My brothers and sister and I always knew it was really Christmas time when we saw Curly Cooper walking past our house, heading toward town. To me, a kid of 8 or 9, Curly was a man of indeterminate age. He walked by our house often going to and from town. The signal my siblings and I were watching for in early December was Curly walking by in his Santa suit. When the Curly sighting occurred, we ran from the front window to the kitchen yelling, Mom, Mom, we saw Curly in his Santa suite it is time to go Christmas shopping!!!!
In 1967, shops such as Rexall drug on one corner next to it Thriftway grocery store, the Mans Shop which sold dress clothing as well as logging gear and cowboy hats, the dime store , and Coast to Coast hardware store, were thriving in our small town . Curly in his Santa suit and cowboy hat, often with a backdrop of an idling, snow covered log truck, could be found on the corners at the four way stop in town, or visiting the shops , handing each child a candy cane from the burlap sack in his hand, wishing everyone a Merry Christmas.
Now years later, living in an area of the country famous for excess, I have seen some gorgeous Santa costumes. Beautiful Santa houses, elaborately decorated, with Santa enthroned in front of them. Santa even parachuted in to our local mall this year. None of them can hold a candle to the memory of Curly.

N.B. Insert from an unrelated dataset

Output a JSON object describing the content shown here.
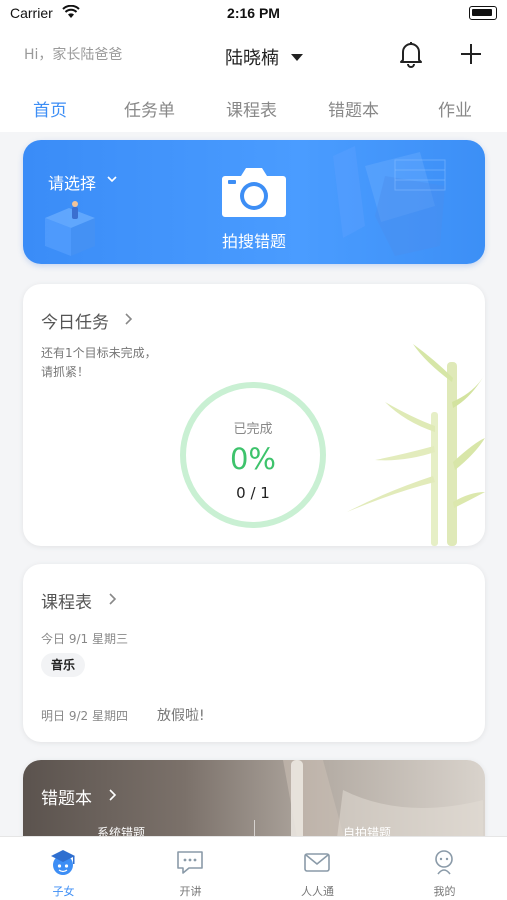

In 1985 or so, my mom sent me the figurine of Curly you see in the photo. Enclosed was a card with facts that, as a kid, I didn’t know about Curly. He saved all year to buy the candy that was in that burlap bag. He bought it. Not the city. Not the merchants in an attempt to attract shoppers. Curly bought the candy with his own money to give the kids of the town as a gift.
The closing line on the card that accompanied my figurine reads …”here in Molalla, Santa will always be known as Curly”…as one of the kids that received a candy cane from him, I know that is true. Curly meant Christmas.